3). Platform What’s next for Facebook’s platform? It’s currently central to a vital Facebook economy. Without that platform, companies ranging from Zynga to Buddy Media would hardly exist as we know them today. Media companies from the Wall Street Journal to Spotfiy wouldn’t be able to reach and interact with Facebook users. It’s critical to keep that platform open and to continually expand upon its scope. Is social commerce the next comer? Features that link Facebook more deeply into the real world? Without the platform, Facebook doesn’t have the data, so watch for new developments in this arena, too.

4). Acquisitions Remember when Google was just a search engine? That was years ago, before YouTube, Blogger, Analytics and a host of other features that now seem integral to the company, but once upon a time were acquisitions. Google has largely become a roll-up, and Facebook could begin to follow that path as well (maybe by buying a search engine and finally incorporating real search into its platform?). Sure, Facebook’s made some small acquisitions in the past, but these are broadly viewed as more a bid to acquire talent, not technology. With a mind-boggling bank balance, that may well change.

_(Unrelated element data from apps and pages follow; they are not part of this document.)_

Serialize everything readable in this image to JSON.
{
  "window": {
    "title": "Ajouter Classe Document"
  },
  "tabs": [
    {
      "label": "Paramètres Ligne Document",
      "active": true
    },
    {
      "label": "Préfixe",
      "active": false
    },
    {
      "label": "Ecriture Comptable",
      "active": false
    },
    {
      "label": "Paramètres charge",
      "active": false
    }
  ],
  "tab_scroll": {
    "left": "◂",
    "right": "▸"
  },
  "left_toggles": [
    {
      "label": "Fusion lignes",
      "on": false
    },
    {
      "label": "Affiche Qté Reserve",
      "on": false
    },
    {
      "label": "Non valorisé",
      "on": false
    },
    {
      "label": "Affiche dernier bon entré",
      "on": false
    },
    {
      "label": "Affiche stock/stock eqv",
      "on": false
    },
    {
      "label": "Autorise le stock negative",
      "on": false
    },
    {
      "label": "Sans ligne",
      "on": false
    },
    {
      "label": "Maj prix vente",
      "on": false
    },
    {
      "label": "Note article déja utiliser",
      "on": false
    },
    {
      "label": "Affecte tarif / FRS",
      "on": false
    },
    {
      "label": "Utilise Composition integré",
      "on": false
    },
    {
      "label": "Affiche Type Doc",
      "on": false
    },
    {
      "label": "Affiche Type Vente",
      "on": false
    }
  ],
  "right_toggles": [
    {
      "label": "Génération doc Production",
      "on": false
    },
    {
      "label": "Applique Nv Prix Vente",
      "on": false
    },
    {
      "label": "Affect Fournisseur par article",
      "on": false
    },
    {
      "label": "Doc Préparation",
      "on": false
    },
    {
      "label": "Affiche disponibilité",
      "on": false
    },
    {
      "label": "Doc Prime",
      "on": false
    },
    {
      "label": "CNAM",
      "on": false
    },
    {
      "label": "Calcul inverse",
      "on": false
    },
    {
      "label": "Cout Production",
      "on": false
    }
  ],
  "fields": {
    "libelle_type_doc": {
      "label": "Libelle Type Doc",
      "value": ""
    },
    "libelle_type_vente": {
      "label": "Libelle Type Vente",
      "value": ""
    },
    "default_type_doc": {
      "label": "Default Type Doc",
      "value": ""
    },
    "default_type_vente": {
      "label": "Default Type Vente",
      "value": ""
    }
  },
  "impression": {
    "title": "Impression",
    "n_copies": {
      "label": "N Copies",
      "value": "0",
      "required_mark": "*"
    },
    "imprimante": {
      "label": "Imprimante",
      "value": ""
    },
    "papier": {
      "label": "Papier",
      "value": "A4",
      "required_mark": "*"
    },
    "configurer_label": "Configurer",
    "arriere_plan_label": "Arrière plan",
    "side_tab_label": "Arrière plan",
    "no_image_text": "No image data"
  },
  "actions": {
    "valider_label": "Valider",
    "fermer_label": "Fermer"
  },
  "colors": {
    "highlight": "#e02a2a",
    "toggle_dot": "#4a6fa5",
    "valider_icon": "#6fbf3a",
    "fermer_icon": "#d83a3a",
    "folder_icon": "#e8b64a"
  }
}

5). Talent Silicon Valley engineers are high in demand, and you have to find a way to bring them to your company. In Facebook’s case, it’s not longer possible to do this with the lure of pre-IPO stock options. Facebook will soon be forced to pay a premium for new talent, particularly as some of an estimated 500 to 1,000 newly minted millionaires cash out. Sure, some will buy houses and cars. But others will yearn to get back to start-up culture. They’ll start new ventures, or even finance them. Facebook will pay more for talent in the long run, but their IPO will help to spark Silicon Valley’s economy, and that can only mean good things for innovation.

0
Shares

Google’s New Privacy Policy Critical to Competition with Facebook

Google has a new, 360-degree privacy policy. Take that, Facebook. The consolidation of data that creates a unified customer profile across very nearly all of Google’s products and services creates a view of the customer that’s very, very Facebook in nature.

Funny that with all the attention directed to the Facebook IPO lately, so few commentators have made this observation.

It’s a good idea that has, understandably, creeped users out. The reality and the perception of privacy are miles apart in the mind of the public and notoriously difficult to change.

This move does make enormous sense for Google on three primary levels.

    1. Google’s stated reason for making a major change. It doesn’t make sense to have 70 different privacy policies. It does make sense to consolidate, and to simplify language. That’s good UX.
    2. Google is increasingly a media company. Its revenue comes from ad sales. These privacy policy changes will help it deliver not only better search results (let’s leave personalized search out of the equation for now), but better ads. It’s a major step closer to cracking the database of intentions. What’s a “Jaguar”? An “Apple”? “Bass”? The move really will help refine results.
    3. Google needs a 360 degree view of the customer now more than ever. Why? Because Facebook’s already got it. Or is at least a lot closer to having it than Google is if all Google’s information is separately warehoused. Facebook is currently better positioned than Google to “know” what videos you’re watching on YouTube (which Google owns!), and tie that data with what you’re reading in “The Wall Street Journal” or “The Washington Post,” or posting on Pinterest. With Facebook about to go public, Google needs to change that equation, and change it fast.

Privacy image: www.epic.org

0
Shares